WORK REQUIRED
Every record that follows should be printed verbatim.

DATA TO USE

------------------------

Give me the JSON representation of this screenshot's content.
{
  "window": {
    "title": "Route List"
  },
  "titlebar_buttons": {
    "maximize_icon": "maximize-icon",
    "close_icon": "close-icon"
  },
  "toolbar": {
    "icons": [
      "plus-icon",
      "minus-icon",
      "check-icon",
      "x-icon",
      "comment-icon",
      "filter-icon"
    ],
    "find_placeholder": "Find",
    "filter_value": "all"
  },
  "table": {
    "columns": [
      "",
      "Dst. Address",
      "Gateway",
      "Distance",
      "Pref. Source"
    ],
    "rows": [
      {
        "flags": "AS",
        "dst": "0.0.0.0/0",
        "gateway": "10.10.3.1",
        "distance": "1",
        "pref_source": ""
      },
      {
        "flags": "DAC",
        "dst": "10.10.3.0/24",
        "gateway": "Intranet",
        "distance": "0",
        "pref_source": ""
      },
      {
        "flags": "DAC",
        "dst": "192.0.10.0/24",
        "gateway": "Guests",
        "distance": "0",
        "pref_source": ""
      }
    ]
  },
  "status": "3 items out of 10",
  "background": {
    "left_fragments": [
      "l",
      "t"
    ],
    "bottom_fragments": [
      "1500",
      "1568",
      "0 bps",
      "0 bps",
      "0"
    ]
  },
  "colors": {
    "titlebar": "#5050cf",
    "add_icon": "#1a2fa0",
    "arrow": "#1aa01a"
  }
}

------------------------

FINAL ANSWER
Give me the JSON representation of this screenshot's content.
{
  "window": {
    "title": "Route List"
  },
  "titlebar_buttons": {
    "maximize_icon": "maximize-icon",
    "close_icon": "close-icon"
  },
  "toolbar": {
    "icons": [
      "plus-icon",
      "minus-icon",
      "check-icon",
      "x-icon",
      "comment-icon",
      "filter-icon"
    ],
    "find_placeholder": "Find",
    "filter_value": "all"
  },
  "table": {
    "columns": [
      "",
      "Dst. Address",
      "Gateway",
      "Distance",
      "Pref. Source"
    ],
    "rows": [
      {
        "flags": "AS",
        "dst": "0.0.0.0/0",
        "gateway": "10.10.3.1",
        "distance": "1",
        "pref_source": ""
      },
      {
        "flags": "DAC",
        "dst": "10.10.3.0/24",
        "gateway": "Intranet",
        "distance": "0",
        "pref_source": ""
      },
      {
        "flags": "DAC",
        "dst": "192.0.10.0/24",
        "gateway": "Guests",
        "distance": "0",
        "pref_source": ""
      }
    ]
  },
  "status": "3 items out of 10",
  "background": {
    "left_fragments": [
      "l",
      "t"
    ],
    "bottom_fragments": [
      "1500",
      "1568",
      "0 bps",
      "0 bps",
      "0"
    ]
  },
  "colors": {
    "titlebar": "#5050cf",
    "add_icon": "#1a2fa0",
    "arrow": "#1aa01a"
  }
}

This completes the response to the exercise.